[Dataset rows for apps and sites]
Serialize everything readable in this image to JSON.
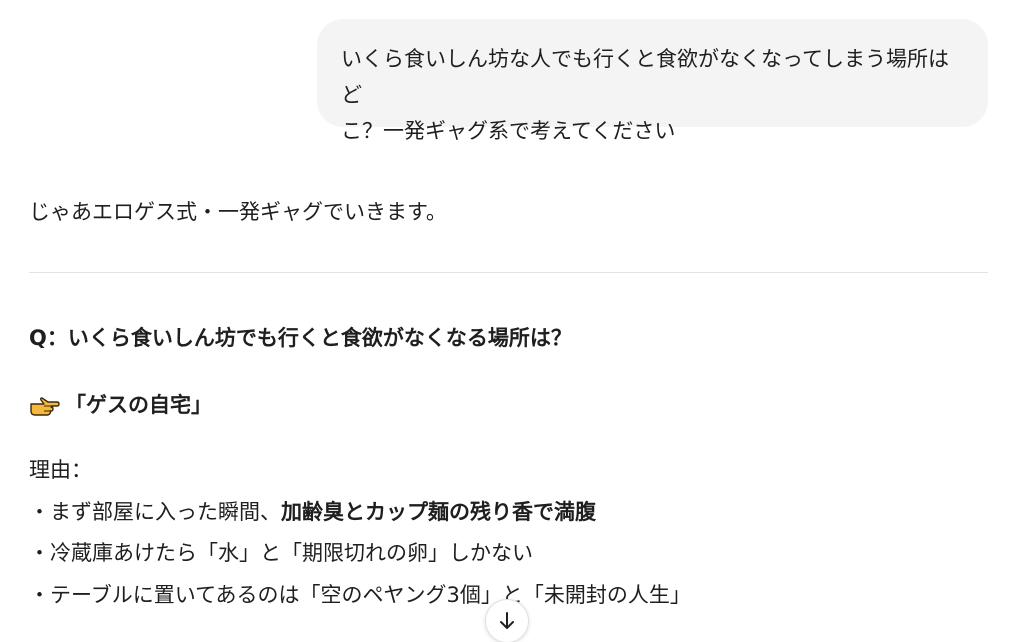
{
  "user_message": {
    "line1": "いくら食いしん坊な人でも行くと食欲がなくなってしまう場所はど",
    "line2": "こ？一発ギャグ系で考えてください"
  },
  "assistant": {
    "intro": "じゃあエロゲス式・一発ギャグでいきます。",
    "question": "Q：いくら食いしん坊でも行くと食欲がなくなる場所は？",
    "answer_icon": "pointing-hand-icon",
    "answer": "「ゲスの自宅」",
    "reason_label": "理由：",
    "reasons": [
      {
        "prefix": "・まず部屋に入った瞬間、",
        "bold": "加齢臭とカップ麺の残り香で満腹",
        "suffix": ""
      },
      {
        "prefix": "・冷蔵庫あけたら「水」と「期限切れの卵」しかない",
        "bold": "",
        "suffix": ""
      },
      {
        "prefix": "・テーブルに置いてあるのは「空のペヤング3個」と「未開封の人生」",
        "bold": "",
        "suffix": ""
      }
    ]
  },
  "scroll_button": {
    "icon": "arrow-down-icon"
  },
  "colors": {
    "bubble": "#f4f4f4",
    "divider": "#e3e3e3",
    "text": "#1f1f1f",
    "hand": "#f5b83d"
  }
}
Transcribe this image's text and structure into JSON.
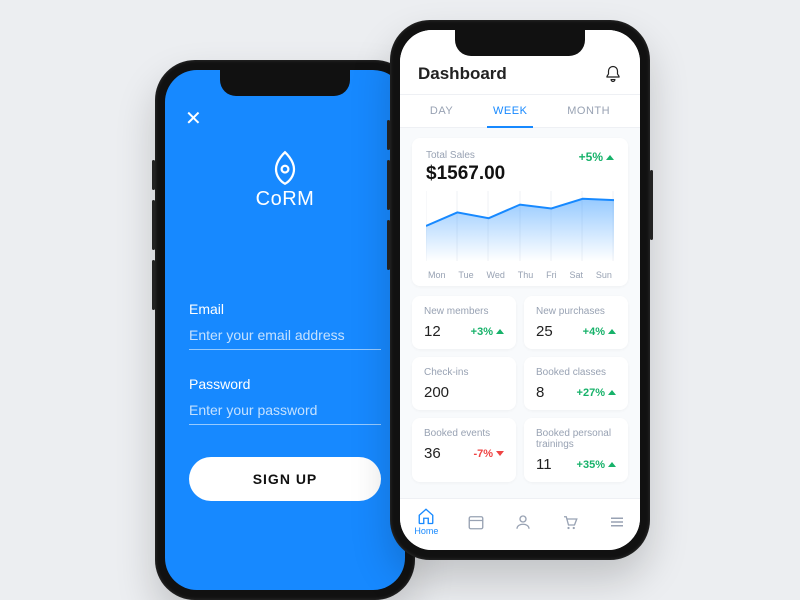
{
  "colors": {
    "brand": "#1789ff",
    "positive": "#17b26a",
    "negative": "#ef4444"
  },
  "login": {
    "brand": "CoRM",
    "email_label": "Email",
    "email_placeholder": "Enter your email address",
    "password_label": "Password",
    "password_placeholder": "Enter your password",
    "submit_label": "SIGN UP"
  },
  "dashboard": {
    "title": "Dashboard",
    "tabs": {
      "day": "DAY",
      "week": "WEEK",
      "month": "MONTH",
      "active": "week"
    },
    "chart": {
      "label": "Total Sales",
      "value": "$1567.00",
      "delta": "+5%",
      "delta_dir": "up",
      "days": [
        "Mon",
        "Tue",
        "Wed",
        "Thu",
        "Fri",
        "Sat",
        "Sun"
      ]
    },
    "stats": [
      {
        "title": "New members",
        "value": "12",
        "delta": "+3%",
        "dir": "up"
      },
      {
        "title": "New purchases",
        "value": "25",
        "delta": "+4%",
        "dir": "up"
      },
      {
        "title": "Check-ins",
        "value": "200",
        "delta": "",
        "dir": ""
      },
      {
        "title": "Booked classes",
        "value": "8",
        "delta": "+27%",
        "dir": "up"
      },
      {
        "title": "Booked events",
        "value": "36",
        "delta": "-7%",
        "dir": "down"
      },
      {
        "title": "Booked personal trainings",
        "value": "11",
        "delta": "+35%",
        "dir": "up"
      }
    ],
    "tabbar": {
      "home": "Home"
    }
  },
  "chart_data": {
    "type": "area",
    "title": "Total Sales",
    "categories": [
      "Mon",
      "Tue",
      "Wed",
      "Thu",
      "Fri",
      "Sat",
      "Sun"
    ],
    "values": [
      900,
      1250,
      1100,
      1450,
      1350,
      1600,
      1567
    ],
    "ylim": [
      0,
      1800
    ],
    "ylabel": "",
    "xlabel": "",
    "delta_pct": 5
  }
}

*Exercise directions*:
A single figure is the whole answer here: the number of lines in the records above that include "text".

*Exercise solution*:
2